RECORDS FOR THIS TASK section start
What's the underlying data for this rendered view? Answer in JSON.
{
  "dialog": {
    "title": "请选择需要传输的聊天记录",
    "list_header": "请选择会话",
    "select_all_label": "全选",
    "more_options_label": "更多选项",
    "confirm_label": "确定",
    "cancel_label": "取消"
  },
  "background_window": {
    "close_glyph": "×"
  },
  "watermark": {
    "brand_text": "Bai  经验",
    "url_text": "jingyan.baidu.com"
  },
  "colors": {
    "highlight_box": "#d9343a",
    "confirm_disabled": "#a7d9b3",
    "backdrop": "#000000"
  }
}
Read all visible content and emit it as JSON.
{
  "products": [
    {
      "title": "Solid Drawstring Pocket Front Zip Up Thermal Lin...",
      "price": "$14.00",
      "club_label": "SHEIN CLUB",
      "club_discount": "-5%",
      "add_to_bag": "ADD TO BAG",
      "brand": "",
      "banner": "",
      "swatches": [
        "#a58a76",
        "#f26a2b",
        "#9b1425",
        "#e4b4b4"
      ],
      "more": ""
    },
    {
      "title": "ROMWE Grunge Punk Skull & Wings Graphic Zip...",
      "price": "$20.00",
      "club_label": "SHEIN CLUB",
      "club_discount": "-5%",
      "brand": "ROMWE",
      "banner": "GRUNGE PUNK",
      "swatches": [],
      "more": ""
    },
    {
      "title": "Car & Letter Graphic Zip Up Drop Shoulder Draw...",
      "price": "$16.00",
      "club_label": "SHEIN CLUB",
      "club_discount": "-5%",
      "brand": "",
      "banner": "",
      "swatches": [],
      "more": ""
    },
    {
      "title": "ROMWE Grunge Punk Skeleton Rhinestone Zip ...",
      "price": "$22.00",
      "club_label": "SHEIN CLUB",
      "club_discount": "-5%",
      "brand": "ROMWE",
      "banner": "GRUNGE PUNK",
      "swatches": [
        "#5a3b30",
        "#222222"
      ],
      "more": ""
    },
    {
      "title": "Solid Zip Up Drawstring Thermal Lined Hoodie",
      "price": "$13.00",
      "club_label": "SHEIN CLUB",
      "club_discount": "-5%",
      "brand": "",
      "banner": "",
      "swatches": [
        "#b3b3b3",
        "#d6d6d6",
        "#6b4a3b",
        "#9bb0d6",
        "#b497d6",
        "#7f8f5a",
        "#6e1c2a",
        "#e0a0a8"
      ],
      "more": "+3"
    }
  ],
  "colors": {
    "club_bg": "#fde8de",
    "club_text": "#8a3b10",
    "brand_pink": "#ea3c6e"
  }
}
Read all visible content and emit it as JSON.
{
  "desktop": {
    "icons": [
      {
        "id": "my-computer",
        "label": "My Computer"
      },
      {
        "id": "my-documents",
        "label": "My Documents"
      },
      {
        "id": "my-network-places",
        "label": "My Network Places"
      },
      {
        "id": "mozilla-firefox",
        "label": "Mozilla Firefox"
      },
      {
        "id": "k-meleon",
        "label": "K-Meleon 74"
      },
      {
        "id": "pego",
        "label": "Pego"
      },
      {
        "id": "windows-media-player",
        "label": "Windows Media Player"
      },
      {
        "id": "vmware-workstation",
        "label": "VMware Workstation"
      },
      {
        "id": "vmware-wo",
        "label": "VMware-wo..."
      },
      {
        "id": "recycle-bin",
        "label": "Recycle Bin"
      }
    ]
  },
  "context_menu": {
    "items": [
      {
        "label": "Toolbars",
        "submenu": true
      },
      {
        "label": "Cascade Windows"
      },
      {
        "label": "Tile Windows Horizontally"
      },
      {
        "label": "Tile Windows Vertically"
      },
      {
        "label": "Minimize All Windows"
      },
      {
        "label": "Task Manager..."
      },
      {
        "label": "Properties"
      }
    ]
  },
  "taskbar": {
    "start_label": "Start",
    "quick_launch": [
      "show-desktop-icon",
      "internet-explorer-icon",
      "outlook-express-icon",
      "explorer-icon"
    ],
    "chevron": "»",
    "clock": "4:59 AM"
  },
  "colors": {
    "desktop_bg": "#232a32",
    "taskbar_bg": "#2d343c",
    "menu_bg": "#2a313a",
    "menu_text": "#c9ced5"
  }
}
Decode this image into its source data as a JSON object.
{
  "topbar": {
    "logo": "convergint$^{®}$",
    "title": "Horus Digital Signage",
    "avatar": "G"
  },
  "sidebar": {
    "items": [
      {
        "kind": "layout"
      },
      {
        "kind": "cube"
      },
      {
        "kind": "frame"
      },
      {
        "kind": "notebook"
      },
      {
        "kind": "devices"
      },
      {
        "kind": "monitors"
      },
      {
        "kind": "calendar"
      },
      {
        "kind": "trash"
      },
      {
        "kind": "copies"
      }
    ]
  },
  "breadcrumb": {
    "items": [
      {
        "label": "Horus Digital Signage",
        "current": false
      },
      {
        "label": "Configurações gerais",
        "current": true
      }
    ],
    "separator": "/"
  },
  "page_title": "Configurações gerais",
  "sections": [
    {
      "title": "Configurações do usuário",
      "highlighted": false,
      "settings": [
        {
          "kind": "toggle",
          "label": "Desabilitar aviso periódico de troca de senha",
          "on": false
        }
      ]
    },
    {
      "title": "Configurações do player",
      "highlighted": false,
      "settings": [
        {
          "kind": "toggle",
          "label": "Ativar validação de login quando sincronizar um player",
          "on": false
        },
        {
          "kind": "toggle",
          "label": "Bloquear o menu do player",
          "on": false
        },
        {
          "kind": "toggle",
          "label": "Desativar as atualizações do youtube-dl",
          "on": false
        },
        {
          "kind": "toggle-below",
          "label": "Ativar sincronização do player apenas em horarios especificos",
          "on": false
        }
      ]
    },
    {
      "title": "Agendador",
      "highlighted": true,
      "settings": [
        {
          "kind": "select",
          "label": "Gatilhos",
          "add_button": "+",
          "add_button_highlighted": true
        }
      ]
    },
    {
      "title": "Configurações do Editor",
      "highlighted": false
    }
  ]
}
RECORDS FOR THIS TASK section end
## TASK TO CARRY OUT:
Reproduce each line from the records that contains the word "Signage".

## RESULT:
    "title": "Horus Digital Signage",
        "label": "Horus Digital Signage",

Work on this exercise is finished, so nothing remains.